_TASK TO CARRY OUT_. Return each entry below exactly. Skip the images.

_RECORDED INFORMATION_.

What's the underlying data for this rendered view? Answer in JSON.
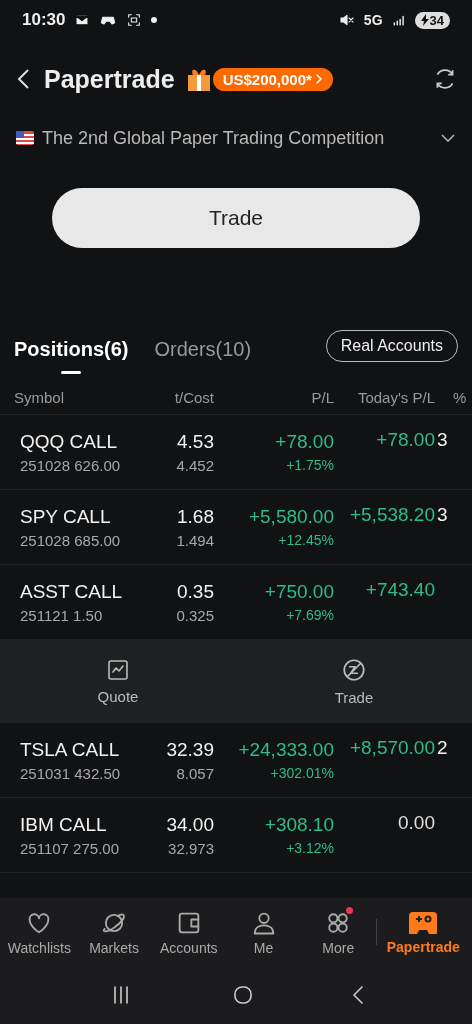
{
  "status_bar": {
    "time": "10:30",
    "network": "5G",
    "battery": "34"
  },
  "header": {
    "title": "Papertrade",
    "promo": "US$200,000*"
  },
  "competition": {
    "title": "The 2nd Global Paper Trading Competition"
  },
  "trade_button": "Trade",
  "tabs": [
    {
      "label": "Positions(6)",
      "selected": true
    },
    {
      "label": "Orders(10)",
      "selected": false
    }
  ],
  "real_accounts_button": "Real Accounts",
  "table": {
    "columns": [
      "Symbol",
      "t/Cost",
      "P/L",
      "Today's P/L",
      "%"
    ],
    "rows": [
      {
        "symbol": "QQQ CALL",
        "contract": "251028 626.00",
        "price": "4.53",
        "cost": "4.452",
        "pl": {
          "value": "+78.00",
          "percent": "+1.75%",
          "color": "#2dbd85"
        },
        "todays_pl": {
          "value": "+78.00",
          "color": "#2dbd85"
        },
        "column_5": "3",
        "expanded": false
      },
      {
        "symbol": "SPY CALL",
        "contract": "251028 685.00",
        "price": "1.68",
        "cost": "1.494",
        "pl": {
          "value": "+5,580.00",
          "percent": "+12.45%",
          "color": "#2dbd85"
        },
        "todays_pl": {
          "value": "+5,538.20",
          "color": "#2dbd85"
        },
        "column_5": "3",
        "expanded": false
      },
      {
        "symbol": "ASST CALL",
        "contract": "251121 1.50",
        "price": "0.35",
        "cost": "0.325",
        "pl": {
          "value": "+750.00",
          "percent": "+7.69%",
          "color": "#2dbd85"
        },
        "todays_pl": {
          "value": "+743.40",
          "color": "#2dbd85"
        },
        "expanded": true
      },
      {
        "symbol": "TSLA CALL",
        "contract": "251031 432.50",
        "price": "32.39",
        "cost": "8.057",
        "pl": {
          "value": "+24,333.00",
          "percent": "+302.01%",
          "color": "#2dbd85"
        },
        "todays_pl": {
          "value": "+8,570.00",
          "color": "#2dbd85"
        },
        "column_5": "2",
        "expanded": false
      },
      {
        "symbol": "IBM CALL",
        "contract": "251107 275.00",
        "price": "34.00",
        "cost": "32.973",
        "pl": {
          "value": "+308.10",
          "percent": "+3.12%",
          "color": "#2dbd85"
        },
        "todays_pl": {
          "value": "0.00",
          "color": "#dddddd"
        },
        "expanded": false
      }
    ],
    "row_actions": [
      {
        "label": "Quote",
        "kind": "quote"
      },
      {
        "label": "Trade",
        "kind": "trade"
      }
    ]
  },
  "bottom_nav": [
    {
      "label": "Watchlists",
      "kind": "heart",
      "selected": false,
      "badge": false
    },
    {
      "label": "Markets",
      "kind": "planet",
      "selected": false,
      "badge": false
    },
    {
      "label": "Accounts",
      "kind": "wallet",
      "selected": false,
      "badge": false
    },
    {
      "label": "Me",
      "kind": "person",
      "selected": false,
      "badge": false
    },
    {
      "label": "More",
      "kind": "grid",
      "selected": false,
      "badge": true
    },
    {
      "label": "Papertrade",
      "kind": "gamepad",
      "selected": true,
      "badge": false
    }
  ]
}
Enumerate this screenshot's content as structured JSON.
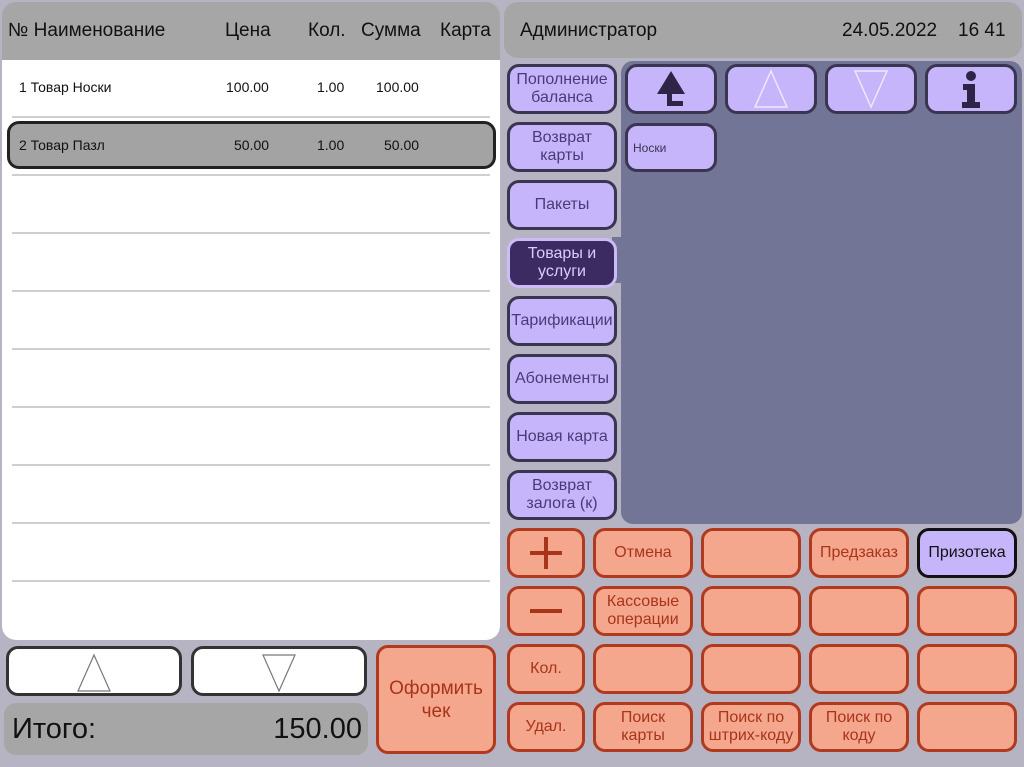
{
  "receipt": {
    "columns": {
      "name": "№ Наименование",
      "price": "Цена",
      "qty": "Кол.",
      "sum": "Сумма",
      "card": "Карта"
    },
    "rows": [
      {
        "name": "1 Товар Носки",
        "price": "100.00",
        "qty": "1.00",
        "sum": "100.00",
        "card": ""
      },
      {
        "name": "2 Товар Пазл",
        "price": "50.00",
        "qty": "1.00",
        "sum": "50.00",
        "card": ""
      }
    ]
  },
  "total": {
    "label": "Итого:",
    "value": "150.00"
  },
  "checkout": {
    "label": "Оформить чек"
  },
  "header": {
    "user": "Администратор",
    "date": "24.05.2022",
    "time": "16 41"
  },
  "categories": [
    "Пополнение баланса",
    "Возврат карты",
    "Пакеты",
    "Товары и услуги",
    "Тарификации",
    "Абонементы",
    "Новая карта",
    "Возврат залога (к)"
  ],
  "products": [
    "Носки"
  ],
  "keypad": {
    "cancel": "Отмена",
    "preorder": "Предзаказ",
    "prize_store": "Призотека",
    "cash_operations": "Кассовые операции",
    "quantity": "Кол.",
    "delete": "Удал.",
    "search_card": "Поиск карты",
    "search_barcode": "Поиск по штрих-коду",
    "search_code": "Поиск по коду"
  },
  "icons": [
    "scroll-up-icon",
    "scroll-down-icon",
    "go-top-icon",
    "page-up-icon",
    "page-down-icon",
    "info-icon",
    "plus-icon",
    "minus-icon"
  ],
  "colors": {
    "accent_purple": "#c6b5fb",
    "active_category": "#3c2a62",
    "action_orange": "#f5a78d",
    "action_text": "#a8341a",
    "panel": "#737596"
  }
}
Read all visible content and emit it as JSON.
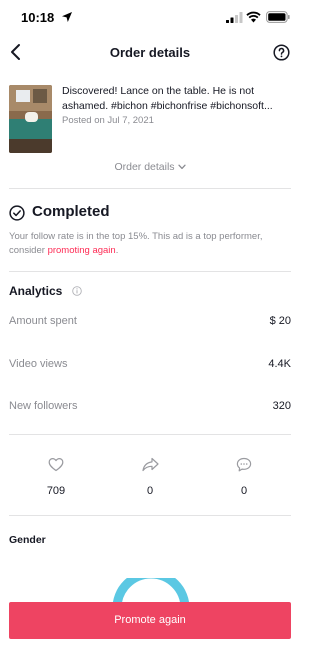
{
  "status_bar": {
    "time": "10:18"
  },
  "nav": {
    "title": "Order details",
    "back_icon": "chevron-left-icon",
    "help_icon": "question-circle-icon"
  },
  "ad": {
    "caption_line1": "Discovered! Lance on the table. He is not",
    "caption_line2": "ashamed. #bichon #bichonfrise #bichonsoft...",
    "posted": "Posted on Jul 7, 2021"
  },
  "details_toggle": {
    "label": "Order details"
  },
  "status": {
    "title": "Completed",
    "description": "Your follow rate is in the top 15%. This ad is a top performer, consider ",
    "link": "promoting again",
    "suffix": "."
  },
  "analytics": {
    "title": "Analytics",
    "metrics": [
      {
        "label": "Amount spent",
        "value": "$ 20"
      },
      {
        "label": "Video views",
        "value": "4.4K"
      },
      {
        "label": "New followers",
        "value": "320"
      }
    ]
  },
  "engagement": [
    {
      "icon": "heart-icon",
      "count": "709"
    },
    {
      "icon": "share-icon",
      "count": "0"
    },
    {
      "icon": "comment-icon",
      "count": "0"
    }
  ],
  "gender": {
    "title": "Gender"
  },
  "cta": {
    "label": "Promote again"
  },
  "colors": {
    "accent": "#ee4462",
    "link": "#fe2c55",
    "muted_text": "#8a8b91",
    "donut": "#5bc8e3"
  }
}
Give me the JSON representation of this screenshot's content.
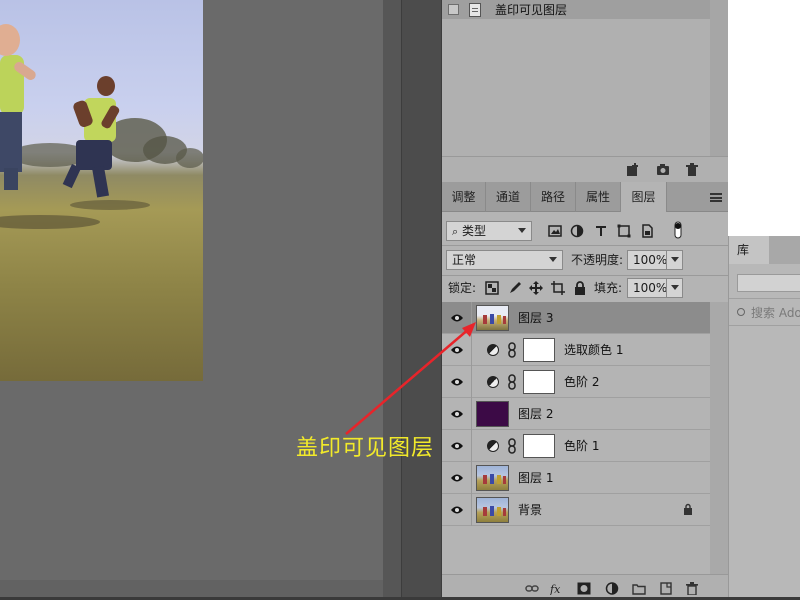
{
  "history": {
    "item_label": "盖印可见图层"
  },
  "tabs": [
    {
      "label": "调整"
    },
    {
      "label": "通道"
    },
    {
      "label": "路径"
    },
    {
      "label": "属性"
    },
    {
      "label": "图层"
    }
  ],
  "layers_panel": {
    "filter_kind": "类型",
    "blend_mode": "正常",
    "opacity_label": "不透明度:",
    "opacity_value": "100%",
    "lock_label": "锁定:",
    "fill_label": "填充:",
    "fill_value": "100%",
    "layers": [
      {
        "name": "图层 3",
        "type": "pixel",
        "thumbnail": "photo",
        "selected": true
      },
      {
        "name": "选取颜色 1",
        "type": "adjustment"
      },
      {
        "name": "色阶 2",
        "type": "adjustment"
      },
      {
        "name": "图层 2",
        "type": "pixel",
        "thumbnail": "solid",
        "thumbnail_color": "#3c0a46"
      },
      {
        "name": "色阶 1",
        "type": "adjustment"
      },
      {
        "name": "图层 1",
        "type": "pixel",
        "thumbnail": "photo"
      },
      {
        "name": "背景",
        "type": "background",
        "thumbnail": "photo",
        "locked": true
      }
    ]
  },
  "library": {
    "tab_label": "库",
    "search_placeholder": "搜索 Adob"
  },
  "annotation": {
    "text": "盖印可见图层",
    "color": "#f2ea2a"
  },
  "icons": {
    "visibility": "eye-icon",
    "adjustment": "half-circle-icon",
    "link": "chain-icon",
    "lock": "lock-icon"
  }
}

_TASK RESPONSE_.
What's the underlying data for this rendered view? Answer in JSON.
{
  "status_bar": {
    "time": "10:30",
    "network": "5G",
    "battery": "34"
  },
  "header": {
    "title": "Papertrade",
    "promo": "US$200,000*"
  },
  "competition": {
    "title": "The 2nd Global Paper Trading Competition"
  },
  "trade_button": "Trade",
  "tabs": [
    {
      "label": "Positions(6)",
      "selected": true
    },
    {
      "label": "Orders(10)",
      "selected": false
    }
  ],
  "real_accounts_button": "Real Accounts",
  "table": {
    "columns": [
      "Symbol",
      "t/Cost",
      "P/L",
      "Today's P/L",
      "%"
    ],
    "rows": [
      {
        "symbol": "QQQ CALL",
        "contract": "251028 626.00",
        "price": "4.53",
        "cost": "4.452",
        "pl": {
          "value": "+78.00",
          "percent": "+1.75%",
          "color": "#2dbd85"
        },
        "todays_pl": {
          "value": "+78.00",
          "color": "#2dbd85"
        },
        "column_5": "3",
        "expanded": false
      },
      {
        "symbol": "SPY CALL",
        "contract": "251028 685.00",
        "price": "1.68",
        "cost": "1.494",
        "pl": {
          "value": "+5,580.00",
          "percent": "+12.45%",
          "color": "#2dbd85"
        },
        "todays_pl": {
          "value": "+5,538.20",
          "color": "#2dbd85"
        },
        "column_5": "3",
        "expanded": false
      },
      {
        "symbol": "ASST CALL",
        "contract": "251121 1.50",
        "price": "0.35",
        "cost": "0.325",
        "pl": {
          "value": "+750.00",
          "percent": "+7.69%",
          "color": "#2dbd85"
        },
        "todays_pl": {
          "value": "+743.40",
          "color": "#2dbd85"
        },
        "expanded": true
      },
      {
        "symbol": "TSLA CALL",
        "contract": "251031 432.50",
        "price": "32.39",
        "cost": "8.057",
        "pl": {
          "value": "+24,333.00",
          "percent": "+302.01%",
          "color": "#2dbd85"
        },
        "todays_pl": {
          "value": "+8,570.00",
          "color": "#2dbd85"
        },
        "column_5": "2",
        "expanded": false
      },
      {
        "symbol": "IBM CALL",
        "contract": "251107 275.00",
        "price": "34.00",
        "cost": "32.973",
        "pl": {
          "value": "+308.10",
          "percent": "+3.12%",
          "color": "#2dbd85"
        },
        "todays_pl": {
          "value": "0.00",
          "color": "#dddddd"
        },
        "expanded": false
      }
    ],
    "row_actions": [
      {
        "label": "Quote",
        "kind": "quote"
      },
      {
        "label": "Trade",
        "kind": "trade"
      }
    ]
  },
  "bottom_nav": [
    {
      "label": "Watchlists",
      "kind": "heart",
      "selected": false,
      "badge": false
    },
    {
      "label": "Markets",
      "kind": "planet",
      "selected": false,
      "badge": false
    },
    {
      "label": "Accounts",
      "kind": "wallet",
      "selected": false,
      "badge": false
    },
    {
      "label": "Me",
      "kind": "person",
      "selected": false,
      "badge": false
    },
    {
      "label": "More",
      "kind": "grid",
      "selected": false,
      "badge": true
    },
    {
      "label": "Papertrade",
      "kind": "gamepad",
      "selected": true,
      "badge": false
    }
  ]
}
Enumerate this screenshot's content as structured JSON.
{
  "receipt": {
    "columns": {
      "name": "№ Наименование",
      "price": "Цена",
      "qty": "Кол.",
      "sum": "Сумма",
      "card": "Карта"
    },
    "rows": [
      {
        "name": "1 Товар Носки",
        "price": "100.00",
        "qty": "1.00",
        "sum": "100.00",
        "card": ""
      },
      {
        "name": "2 Товар Пазл",
        "price": "50.00",
        "qty": "1.00",
        "sum": "50.00",
        "card": ""
      }
    ]
  },
  "total": {
    "label": "Итого:",
    "value": "150.00"
  },
  "checkout": {
    "label": "Оформить чек"
  },
  "header": {
    "user": "Администратор",
    "date": "24.05.2022",
    "time": "16 41"
  },
  "categories": [
    "Пополнение баланса",
    "Возврат карты",
    "Пакеты",
    "Товары и услуги",
    "Тарификации",
    "Абонементы",
    "Новая карта",
    "Возврат залога (к)"
  ],
  "products": [
    "Носки"
  ],
  "keypad": {
    "cancel": "Отмена",
    "preorder": "Предзаказ",
    "prize_store": "Призотека",
    "cash_operations": "Кассовые операции",
    "quantity": "Кол.",
    "delete": "Удал.",
    "search_card": "Поиск карты",
    "search_barcode": "Поиск по штрих-коду",
    "search_code": "Поиск по коду"
  },
  "icons": [
    "scroll-up-icon",
    "scroll-down-icon",
    "go-top-icon",
    "page-up-icon",
    "page-down-icon",
    "info-icon",
    "plus-icon",
    "minus-icon"
  ],
  "colors": {
    "accent_purple": "#c6b5fb",
    "active_category": "#3c2a62",
    "action_orange": "#f5a78d",
    "action_text": "#a8341a",
    "panel": "#737596"
  }
}
Read all visible content and emit it as JSON.
{
  "status_bar": {
    "time": "10:18"
  },
  "nav": {
    "title": "Order details",
    "back_icon": "chevron-left-icon",
    "help_icon": "question-circle-icon"
  },
  "ad": {
    "caption_line1": "Discovered! Lance on the table. He is not",
    "caption_line2": "ashamed. #bichon #bichonfrise #bichonsoft...",
    "posted": "Posted on Jul 7, 2021"
  },
  "details_toggle": {
    "label": "Order details"
  },
  "status": {
    "title": "Completed",
    "description": "Your follow rate is in the top 15%. This ad is a top performer, consider ",
    "link": "promoting again",
    "suffix": "."
  },
  "analytics": {
    "title": "Analytics",
    "metrics": [
      {
        "label": "Amount spent",
        "value": "$ 20"
      },
      {
        "label": "Video views",
        "value": "4.4K"
      },
      {
        "label": "New followers",
        "value": "320"
      }
    ]
  },
  "engagement": [
    {
      "icon": "heart-icon",
      "count": "709"
    },
    {
      "icon": "share-icon",
      "count": "0"
    },
    {
      "icon": "comment-icon",
      "count": "0"
    }
  ],
  "gender": {
    "title": "Gender"
  },
  "cta": {
    "label": "Promote again"
  },
  "colors": {
    "accent": "#ee4462",
    "link": "#fe2c55",
    "muted_text": "#8a8b91",
    "donut": "#5bc8e3"
  }
}
Give me the JSON representation of this screenshot's content.
{
  "history": {
    "item_label": "盖印可见图层"
  },
  "tabs": [
    {
      "label": "调整"
    },
    {
      "label": "通道"
    },
    {
      "label": "路径"
    },
    {
      "label": "属性"
    },
    {
      "label": "图层"
    }
  ],
  "layers_panel": {
    "filter_kind": "类型",
    "blend_mode": "正常",
    "opacity_label": "不透明度:",
    "opacity_value": "100%",
    "lock_label": "锁定:",
    "fill_label": "填充:",
    "fill_value": "100%",
    "layers": [
      {
        "name": "图层 3",
        "type": "pixel",
        "thumbnail": "photo",
        "selected": true
      },
      {
        "name": "选取颜色 1",
        "type": "adjustment"
      },
      {
        "name": "色阶 2",
        "type": "adjustment"
      },
      {
        "name": "图层 2",
        "type": "pixel",
        "thumbnail": "solid",
        "thumbnail_color": "#3c0a46"
      },
      {
        "name": "色阶 1",
        "type": "adjustment"
      },
      {
        "name": "图层 1",
        "type": "pixel",
        "thumbnail": "photo"
      },
      {
        "name": "背景",
        "type": "background",
        "thumbnail": "photo",
        "locked": true
      }
    ]
  },
  "library": {
    "tab_label": "库",
    "search_placeholder": "搜索 Adob"
  },
  "annotation": {
    "text": "盖印可见图层",
    "color": "#f2ea2a"
  },
  "icons": {
    "visibility": "eye-icon",
    "adjustment": "half-circle-icon",
    "link": "chain-icon",
    "lock": "lock-icon"
  }
}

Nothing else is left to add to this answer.